The Italian family dinner, at least in my host home in Siena, is fraught with alimentary challenges. If you join our meal, read this guide first.
1. Do not eat for at least several hours before dinner. It’s tempting to lunge for a pastry at 5 p.m., but you will regret it at 8 when you’re trying to stuff yourself with more pasta. If you can, eat very little at breakfast and very little at lunch to prepare.
2. Say “buon appetito” before beginning to eat. This is our prayer before every meal, that everyone will have a good appetite for the delicious concoctions to come.
3. Eat slowly. Our meals last between one and two hours. The food is fabulous – my host mom is a fantastic cook – so savor it!
4. Always have food on your plate. Try to time the completion of your portion to the other people at the table. If you wolf down your food too quickly, instead of being praised for a job well done, you will be offered more food. And because you’re headed straight to Dante’s hell for gluttony, you will eat it.
5. There are more courses than you realize. This is why keeping food on your plate is an essential strategy. If you finish your serving too quickly, you’ll eat more, thus subtracting room in your stomach for the next course.
6. When finished, avoid looking anywhere near the remaining food. If your eyes so much as rest on the pan of pork, at least one person will see it and say, “Vuoi ancora? Do you want more?” And, deaf to your stammering protests, they will vigorously try to spoon more of it on your plate. Look at the ceiling, the walls, the other people at the table, but don’t let your eyes drift below shoulder-level.
7. When you’re finished, you’re not really finished. You thought you were full? Nonsense. There’s still more wine and cheese to be consumed, and several desserts, and oh wait, there’s this traditional sausage that you must try! No, really, just a tiny piece! Your mother’s going to think we didn’t feed you!
8. Dinner only comes to a close when there’s nothing on the table but empty glasses and crumbs, and when someone gets up to smoke a cigarette. My host family usually clears away each course as we eat, so dinner’s not over until the table is no longer laden with food. The conversation lulls as everyone takes one last swig of wine, and someone gets up to go smoke outside. Only now is the meal considered complete, and you may stagger back to your room if you wish. Otherwise, stay and talk and learn about various aspects of Sienese culture until late into the night.

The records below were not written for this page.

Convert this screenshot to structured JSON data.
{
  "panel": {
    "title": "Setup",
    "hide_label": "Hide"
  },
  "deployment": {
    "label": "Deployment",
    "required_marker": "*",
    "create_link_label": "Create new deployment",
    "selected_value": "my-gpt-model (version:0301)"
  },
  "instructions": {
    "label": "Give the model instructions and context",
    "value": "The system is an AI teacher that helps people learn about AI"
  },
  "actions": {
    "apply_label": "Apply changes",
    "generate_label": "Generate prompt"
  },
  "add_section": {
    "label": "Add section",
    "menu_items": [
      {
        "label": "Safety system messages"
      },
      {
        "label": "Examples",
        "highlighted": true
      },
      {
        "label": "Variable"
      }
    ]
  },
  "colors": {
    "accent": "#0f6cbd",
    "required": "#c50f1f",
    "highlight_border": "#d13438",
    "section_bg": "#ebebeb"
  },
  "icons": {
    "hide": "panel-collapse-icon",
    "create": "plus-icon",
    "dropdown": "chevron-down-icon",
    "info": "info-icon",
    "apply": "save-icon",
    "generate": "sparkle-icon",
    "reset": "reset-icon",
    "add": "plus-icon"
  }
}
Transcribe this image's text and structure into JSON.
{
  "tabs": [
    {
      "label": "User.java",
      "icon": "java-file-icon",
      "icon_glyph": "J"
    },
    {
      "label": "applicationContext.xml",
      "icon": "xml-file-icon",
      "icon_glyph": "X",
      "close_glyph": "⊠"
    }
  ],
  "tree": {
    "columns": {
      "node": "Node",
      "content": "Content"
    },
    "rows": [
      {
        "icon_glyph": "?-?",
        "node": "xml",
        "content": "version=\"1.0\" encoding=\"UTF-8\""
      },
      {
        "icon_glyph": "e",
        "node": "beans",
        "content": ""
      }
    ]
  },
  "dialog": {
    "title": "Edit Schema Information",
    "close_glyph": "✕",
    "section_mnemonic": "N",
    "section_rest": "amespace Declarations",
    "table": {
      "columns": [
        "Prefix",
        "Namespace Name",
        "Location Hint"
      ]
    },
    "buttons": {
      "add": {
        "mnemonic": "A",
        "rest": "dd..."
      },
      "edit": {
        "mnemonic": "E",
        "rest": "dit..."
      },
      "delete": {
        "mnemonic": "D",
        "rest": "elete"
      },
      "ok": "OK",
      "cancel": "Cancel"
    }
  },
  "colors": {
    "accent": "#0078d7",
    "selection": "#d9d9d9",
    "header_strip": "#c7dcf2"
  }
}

Now, who’s hungry?
(Photo: An aging room for parmigiano reggiano, or parmesean cheese -- a staple after-dinner treat.)